Start of Block
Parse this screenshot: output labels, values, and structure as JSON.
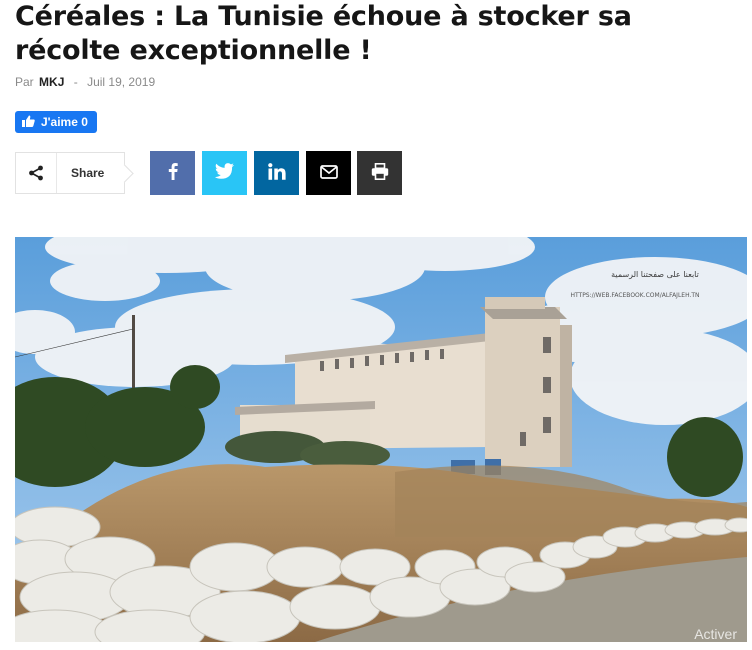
{
  "article": {
    "title": "Céréales : La Tunisie échoue à stocker sa récolte exceptionnelle !",
    "by_label": "Par",
    "author": "MKJ",
    "separator": "-",
    "date": "Juil 19, 2019"
  },
  "facebook": {
    "like_label": "J'aime 0"
  },
  "share": {
    "label": "Share",
    "buttons": [
      {
        "name": "facebook",
        "icon": "facebook-icon",
        "color": "#516eab"
      },
      {
        "name": "twitter",
        "icon": "twitter-icon",
        "color": "#29c5f6"
      },
      {
        "name": "linkedin",
        "icon": "linkedin-icon",
        "color": "#0266a0"
      },
      {
        "name": "email",
        "icon": "envelope-icon",
        "color": "#000000"
      },
      {
        "name": "print",
        "icon": "printer-icon",
        "color": "#333333"
      }
    ]
  },
  "image": {
    "watermark_line1": "تابعنا على صفحتنا الرسمية",
    "watermark_line2": "HTTPS://WEB.FACEBOOK.COM/ALFAJLEH.TN",
    "overlay_text": "Activer"
  }
}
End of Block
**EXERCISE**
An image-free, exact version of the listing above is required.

**ANSWER AREA**
Parse this screenshot: output labels, values, and structure as JSON.
{
  "article": {
    "title": "Céréales : La Tunisie échoue à stocker sa récolte exceptionnelle !",
    "by_label": "Par",
    "author": "MKJ",
    "separator": "-",
    "date": "Juil 19, 2019"
  },
  "facebook": {
    "like_label": "J'aime 0"
  },
  "share": {
    "label": "Share",
    "buttons": [
      {
        "name": "facebook",
        "icon": "facebook-icon",
        "color": "#516eab"
      },
      {
        "name": "twitter",
        "icon": "twitter-icon",
        "color": "#29c5f6"
      },
      {
        "name": "linkedin",
        "icon": "linkedin-icon",
        "color": "#0266a0"
      },
      {
        "name": "email",
        "icon": "envelope-icon",
        "color": "#000000"
      },
      {
        "name": "print",
        "icon": "printer-icon",
        "color": "#333333"
      }
    ]
  },
  "image": {
    "watermark_line1": "تابعنا على صفحتنا الرسمية",
    "watermark_line2": "HTTPS://WEB.FACEBOOK.COM/ALFAJLEH.TN",
    "overlay_text": "Activer"
  }
}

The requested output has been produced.